After adulterating the remaining illustrations, and consuming a great deal more of her brother's dope, she proceeded to the text. Now she worked faster, and more freely, her spinning brain spewing nonsense words to replace the poet's plain language. She put in alien monsters, slyly altering his descriptions as she'd altered the accompanying pictures. She freely dribbled ink over the more obvious passages, figuring that the messier it looked, the more credibility it would eventually have.
Laughing madly, Fatima imagined her insane rantings and Abdul's sane ones, joined, as she'd learned, as merely physical man with woman never could be. Traveling to distant lands between leather covers; translated into languages not yet invented.
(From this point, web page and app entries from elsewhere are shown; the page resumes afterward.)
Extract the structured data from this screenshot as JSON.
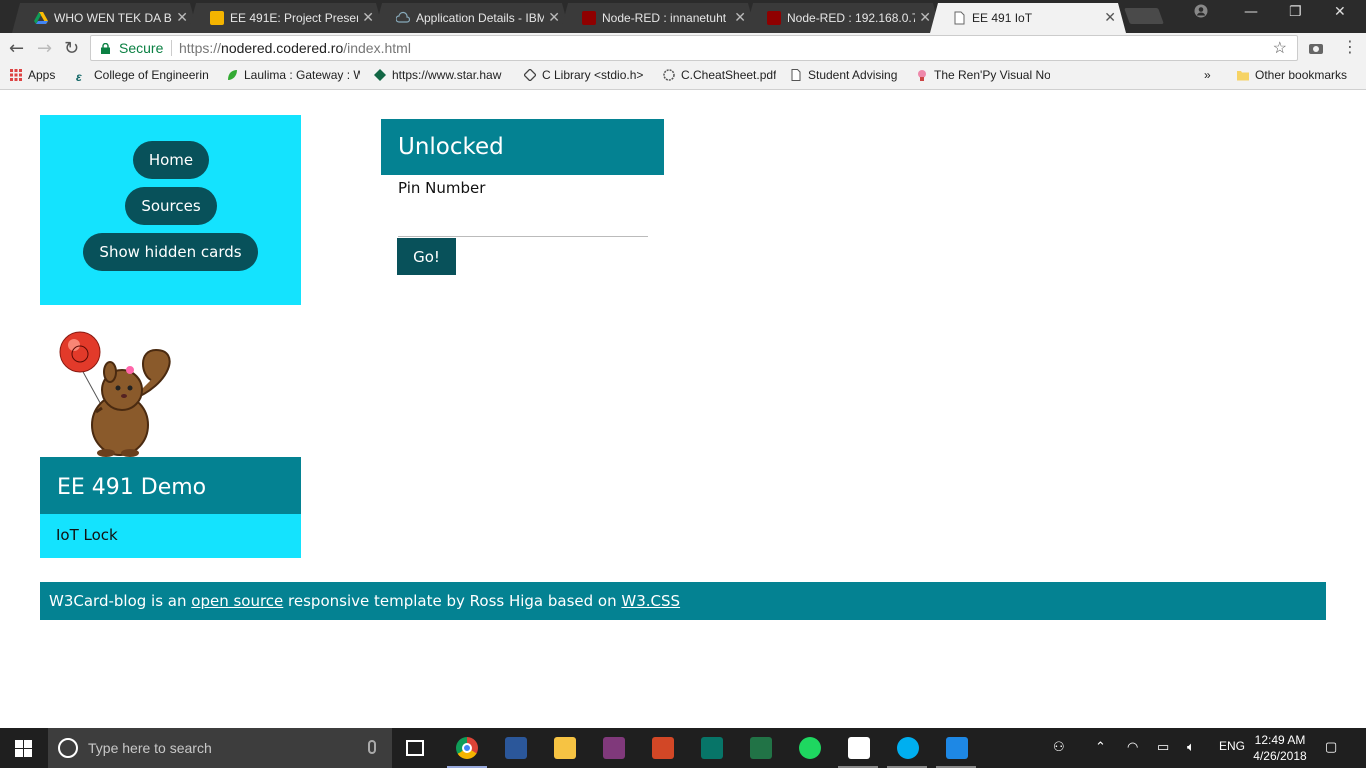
{
  "browser": {
    "tabs": [
      {
        "title": "WHO WEN TEK DA BIKE",
        "active": false
      },
      {
        "title": "EE 491E: Project Presen",
        "active": false
      },
      {
        "title": "Application Details - IBM",
        "active": false
      },
      {
        "title": "Node-RED : innanetuht",
        "active": false
      },
      {
        "title": "Node-RED : 192.168.0.7",
        "active": false
      },
      {
        "title": "EE 491 IoT",
        "active": true
      }
    ],
    "secure_label": "Secure",
    "url_scheme": "https://",
    "url_host": "nodered.codered.ro",
    "url_path": "/index.html",
    "bookmarks": [
      "Apps",
      "College of Engineerin",
      "Laulima : Gateway : W",
      "https://www.star.haw",
      "C Library <stdio.h>",
      "C.CheatSheet.pdf",
      "Student Advising",
      "The Ren'Py Visual No"
    ],
    "other_bookmarks": "Other bookmarks",
    "overflow_chevron": "»"
  },
  "page": {
    "nav": {
      "home": "Home",
      "sources": "Sources",
      "show_hidden": "Show hidden cards"
    },
    "demo_card": {
      "title": "EE 491 Demo",
      "subtitle": "IoT Lock"
    },
    "lock_card": {
      "status": "Unlocked",
      "pin_label": "Pin Number",
      "pin_value": "",
      "go_label": "Go!"
    },
    "footer": {
      "prefix": "W3Card-blog is an ",
      "link1": "open source",
      "middle": " responsive template by Ross Higa based on ",
      "link2": "W3.CSS"
    },
    "colors": {
      "cyan": "#14e3fe",
      "teal": "#048292",
      "dark_teal": "#08515a"
    }
  },
  "taskbar": {
    "search_placeholder": "Type here to search",
    "language": "ENG",
    "time": "12:49 AM",
    "date": "4/26/2018",
    "apps": [
      "chrome-icon",
      "word-icon",
      "file-explorer-icon",
      "onenote-icon",
      "powerpoint-icon",
      "publisher-icon",
      "excel-icon",
      "spotify-icon",
      "sticky-notes-icon",
      "skype-icon",
      "vscode-icon"
    ]
  }
}
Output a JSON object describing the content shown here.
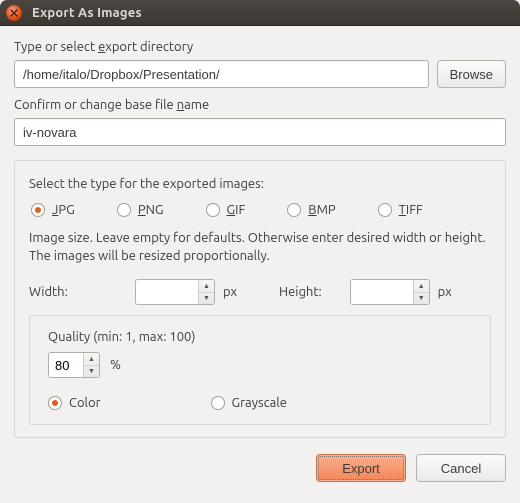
{
  "window": {
    "title": "Export As Images"
  },
  "dir": {
    "label_pre": "Type or select ",
    "label_key": "e",
    "label_post": "xport directory",
    "value": "/home/italo/Dropbox/Presentation/",
    "browse": "Browse"
  },
  "base": {
    "label_pre": "Confirm or change base file ",
    "label_key": "n",
    "label_post": "ame",
    "value": "iv-novara"
  },
  "types": {
    "label": "Select the type for the exported images:",
    "options": [
      {
        "key": "J",
        "rest": "PG",
        "selected": true
      },
      {
        "key": "P",
        "rest": "NG",
        "selected": false
      },
      {
        "key": "G",
        "rest": "IF",
        "selected": false
      },
      {
        "key": "B",
        "rest": "MP",
        "selected": false
      },
      {
        "key": "T",
        "rest": "IFF",
        "selected": false
      }
    ],
    "hint": "Image size. Leave empty for defaults. Otherwise enter desired width or height. The images will be resized proportionally."
  },
  "size": {
    "width_label": "Width:",
    "width_value": "",
    "height_label": "Height:",
    "height_value": "",
    "px": "px"
  },
  "quality": {
    "label": "Quality (min: 1, max: 100)",
    "value": "80",
    "pct": "%",
    "color": "Color",
    "grayscale": "Grayscale",
    "color_selected": true
  },
  "footer": {
    "export": "Export",
    "cancel": "Cancel"
  }
}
These words, and her brother's name, would survive his twelve hundred thirty years, and longer.
And in all that time, the Adept thought to herself as she set down the pen and slipped out of the room and onto the street, the poor fools would scare themselves silly with talk of alternate universes and monsters from the stars. As they lost their power they'd blame it on crawling things from the Depths of Beyond. They'd never stop to think that her poor brother had meant "in your midst, living in your homes" to be taken literally. Men always expect trouble to be alien. Like the noises in the night, that couldn't be made by ordinary bugs, they had to be supernatural.
Fatima had replaced the veil over her face, so no man saw the smile that twisted her pretty red lips. It would be a long strange trip through the centuries, but Man would learn his folly someday. Yes, she thought, it may take twelve hundred and thirty years and more, but our day will come.